--- Task requirements ---
For every line below, set down an identical copy.

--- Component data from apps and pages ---
╔══
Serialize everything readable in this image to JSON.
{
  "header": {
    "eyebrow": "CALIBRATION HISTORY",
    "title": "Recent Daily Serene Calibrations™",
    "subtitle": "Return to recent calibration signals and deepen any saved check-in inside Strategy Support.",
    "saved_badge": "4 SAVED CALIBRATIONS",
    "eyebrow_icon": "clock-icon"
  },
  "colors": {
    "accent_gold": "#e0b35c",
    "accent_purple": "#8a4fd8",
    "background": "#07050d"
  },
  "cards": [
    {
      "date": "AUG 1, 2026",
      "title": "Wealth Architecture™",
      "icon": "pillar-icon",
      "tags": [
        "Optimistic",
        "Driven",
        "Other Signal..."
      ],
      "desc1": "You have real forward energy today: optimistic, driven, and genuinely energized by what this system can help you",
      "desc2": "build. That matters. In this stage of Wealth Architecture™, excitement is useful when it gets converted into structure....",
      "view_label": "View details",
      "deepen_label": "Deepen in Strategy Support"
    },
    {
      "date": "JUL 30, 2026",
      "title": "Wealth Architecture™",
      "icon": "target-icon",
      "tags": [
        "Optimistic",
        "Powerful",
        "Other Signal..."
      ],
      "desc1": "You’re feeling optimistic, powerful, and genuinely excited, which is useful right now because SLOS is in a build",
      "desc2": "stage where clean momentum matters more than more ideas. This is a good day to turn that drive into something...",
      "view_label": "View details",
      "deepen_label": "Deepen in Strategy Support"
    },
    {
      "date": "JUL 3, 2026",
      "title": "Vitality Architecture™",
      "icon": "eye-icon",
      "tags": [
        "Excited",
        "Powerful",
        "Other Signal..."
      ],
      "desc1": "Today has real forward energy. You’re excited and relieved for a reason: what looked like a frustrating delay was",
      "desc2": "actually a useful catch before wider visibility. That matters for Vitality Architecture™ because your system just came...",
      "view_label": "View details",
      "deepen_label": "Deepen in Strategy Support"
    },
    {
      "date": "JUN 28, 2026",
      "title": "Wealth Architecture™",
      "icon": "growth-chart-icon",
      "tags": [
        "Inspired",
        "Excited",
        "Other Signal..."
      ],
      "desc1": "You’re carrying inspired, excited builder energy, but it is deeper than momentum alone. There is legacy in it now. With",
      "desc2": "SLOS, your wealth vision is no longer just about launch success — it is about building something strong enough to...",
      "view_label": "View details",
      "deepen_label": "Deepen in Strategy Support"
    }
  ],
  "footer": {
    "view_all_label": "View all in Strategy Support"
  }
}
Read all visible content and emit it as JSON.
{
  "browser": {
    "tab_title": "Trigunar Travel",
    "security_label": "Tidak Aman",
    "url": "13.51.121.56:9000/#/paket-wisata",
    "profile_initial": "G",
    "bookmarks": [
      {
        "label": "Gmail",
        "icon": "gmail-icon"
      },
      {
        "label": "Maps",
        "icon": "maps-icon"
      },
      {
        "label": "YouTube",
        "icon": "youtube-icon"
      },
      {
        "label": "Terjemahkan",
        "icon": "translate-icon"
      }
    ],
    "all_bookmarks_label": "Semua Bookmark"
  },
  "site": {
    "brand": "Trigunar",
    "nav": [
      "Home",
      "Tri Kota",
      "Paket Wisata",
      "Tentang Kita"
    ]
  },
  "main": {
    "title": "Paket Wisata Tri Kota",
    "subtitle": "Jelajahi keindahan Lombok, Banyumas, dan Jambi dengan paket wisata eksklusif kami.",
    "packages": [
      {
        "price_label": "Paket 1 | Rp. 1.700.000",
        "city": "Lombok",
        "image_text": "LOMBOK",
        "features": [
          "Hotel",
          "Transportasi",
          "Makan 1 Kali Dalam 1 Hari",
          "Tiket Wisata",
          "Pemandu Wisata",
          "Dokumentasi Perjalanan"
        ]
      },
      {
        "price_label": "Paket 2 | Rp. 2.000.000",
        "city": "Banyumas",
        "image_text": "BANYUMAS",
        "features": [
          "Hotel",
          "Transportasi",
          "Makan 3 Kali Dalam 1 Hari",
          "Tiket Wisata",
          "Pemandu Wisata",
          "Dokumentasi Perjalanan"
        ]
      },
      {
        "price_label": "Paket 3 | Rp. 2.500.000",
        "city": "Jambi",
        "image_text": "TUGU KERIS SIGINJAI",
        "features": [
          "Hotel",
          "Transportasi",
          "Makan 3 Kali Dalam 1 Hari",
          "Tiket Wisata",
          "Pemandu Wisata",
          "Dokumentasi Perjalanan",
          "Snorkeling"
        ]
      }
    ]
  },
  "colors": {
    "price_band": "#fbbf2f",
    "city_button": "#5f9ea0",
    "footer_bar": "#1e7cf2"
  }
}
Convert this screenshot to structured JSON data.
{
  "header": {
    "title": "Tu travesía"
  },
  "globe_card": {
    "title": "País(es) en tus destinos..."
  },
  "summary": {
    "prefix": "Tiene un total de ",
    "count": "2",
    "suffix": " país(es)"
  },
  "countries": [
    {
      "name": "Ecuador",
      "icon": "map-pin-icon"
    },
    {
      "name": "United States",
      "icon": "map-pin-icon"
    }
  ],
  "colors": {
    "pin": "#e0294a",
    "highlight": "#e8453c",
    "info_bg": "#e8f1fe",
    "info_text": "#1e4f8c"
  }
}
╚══
--- Answer ---
Serialize everything readable in this image to JSON.
{
  "header": {
    "eyebrow": "CALIBRATION HISTORY",
    "title": "Recent Daily Serene Calibrations™",
    "subtitle": "Return to recent calibration signals and deepen any saved check-in inside Strategy Support.",
    "saved_badge": "4 SAVED CALIBRATIONS",
    "eyebrow_icon": "clock-icon"
  },
  "colors": {
    "accent_gold": "#e0b35c",
    "accent_purple": "#8a4fd8",
    "background": "#07050d"
  },
  "cards": [
    {
      "date": "AUG 1, 2026",
      "title": "Wealth Architecture™",
      "icon": "pillar-icon",
      "tags": [
        "Optimistic",
        "Driven",
        "Other Signal..."
      ],
      "desc1": "You have real forward energy today: optimistic, driven, and genuinely energized by what this system can help you",
      "desc2": "build. That matters. In this stage of Wealth Architecture™, excitement is useful when it gets converted into structure....",
      "view_label": "View details",
      "deepen_label": "Deepen in Strategy Support"
    },
    {
      "date": "JUL 30, 2026",
      "title": "Wealth Architecture™",
      "icon": "target-icon",
      "tags": [
        "Optimistic",
        "Powerful",
        "Other Signal..."
      ],
      "desc1": "You’re feeling optimistic, powerful, and genuinely excited, which is useful right now because SLOS is in a build",
      "desc2": "stage where clean momentum matters more than more ideas. This is a good day to turn that drive into something...",
      "view_label": "View details",
      "deepen_label": "Deepen in Strategy Support"
    },
    {
      "date": "JUL 3, 2026",
      "title": "Vitality Architecture™",
      "icon": "eye-icon",
      "tags": [
        "Excited",
        "Powerful",
        "Other Signal..."
      ],
      "desc1": "Today has real forward energy. You’re excited and relieved for a reason: what looked like a frustrating delay was",
      "desc2": "actually a useful catch before wider visibility. That matters for Vitality Architecture™ because your system just came...",
      "view_label": "View details",
      "deepen_label": "Deepen in Strategy Support"
    },
    {
      "date": "JUN 28, 2026",
      "title": "Wealth Architecture™",
      "icon": "growth-chart-icon",
      "tags": [
        "Inspired",
        "Excited",
        "Other Signal..."
      ],
      "desc1": "You’re carrying inspired, excited builder energy, but it is deeper than momentum alone. There is legacy in it now. With",
      "desc2": "SLOS, your wealth vision is no longer just about launch success — it is about building something strong enough to...",
      "view_label": "View details",
      "deepen_label": "Deepen in Strategy Support"
    }
  ],
  "footer": {
    "view_all_label": "View all in Strategy Support"
  }
}
Read all visible content and emit it as JSON.
{
  "browser": {
    "tab_title": "Trigunar Travel",
    "security_label": "Tidak Aman",
    "url": "13.51.121.56:9000/#/paket-wisata",
    "profile_initial": "G",
    "bookmarks": [
      {
        "label": "Gmail",
        "icon": "gmail-icon"
      },
      {
        "label": "Maps",
        "icon": "maps-icon"
      },
      {
        "label": "YouTube",
        "icon": "youtube-icon"
      },
      {
        "label": "Terjemahkan",
        "icon": "translate-icon"
      }
    ],
    "all_bookmarks_label": "Semua Bookmark"
  },
  "site": {
    "brand": "Trigunar",
    "nav": [
      "Home",
      "Tri Kota",
      "Paket Wisata",
      "Tentang Kita"
    ]
  },
  "main": {
    "title": "Paket Wisata Tri Kota",
    "subtitle": "Jelajahi keindahan Lombok, Banyumas, dan Jambi dengan paket wisata eksklusif kami.",
    "packages": [
      {
        "price_label": "Paket 1 | Rp. 1.700.000",
        "city": "Lombok",
        "image_text": "LOMBOK",
        "features": [
          "Hotel",
          "Transportasi",
          "Makan 1 Kali Dalam 1 Hari",
          "Tiket Wisata",
          "Pemandu Wisata",
          "Dokumentasi Perjalanan"
        ]
      },
      {
        "price_label": "Paket 2 | Rp. 2.000.000",
        "city": "Banyumas",
        "image_text": "BANYUMAS",
        "features": [
          "Hotel",
          "Transportasi",
          "Makan 3 Kali Dalam 1 Hari",
          "Tiket Wisata",
          "Pemandu Wisata",
          "Dokumentasi Perjalanan"
        ]
      },
      {
        "price_label": "Paket 3 | Rp. 2.500.000",
        "city": "Jambi",
        "image_text": "TUGU KERIS SIGINJAI",
        "features": [
          "Hotel",
          "Transportasi",
          "Makan 3 Kali Dalam 1 Hari",
          "Tiket Wisata",
          "Pemandu Wisata",
          "Dokumentasi Perjalanan",
          "Snorkeling"
        ]
      }
    ]
  },
  "colors": {
    "price_band": "#fbbf2f",
    "city_button": "#5f9ea0",
    "footer_bar": "#1e7cf2"
  }
}
Convert this screenshot to structured JSON data.
{
  "header": {
    "title": "Tu travesía"
  },
  "globe_card": {
    "title": "País(es) en tus destinos..."
  },
  "summary": {
    "prefix": "Tiene un total de ",
    "count": "2",
    "suffix": " país(es)"
  },
  "countries": [
    {
      "name": "Ecuador",
      "icon": "map-pin-icon"
    },
    {
      "name": "United States",
      "icon": "map-pin-icon"
    }
  ],
  "colors": {
    "pin": "#e0294a",
    "highlight": "#e8453c",
    "info_bg": "#e8f1fe",
    "info_text": "#1e4f8c"
  }
}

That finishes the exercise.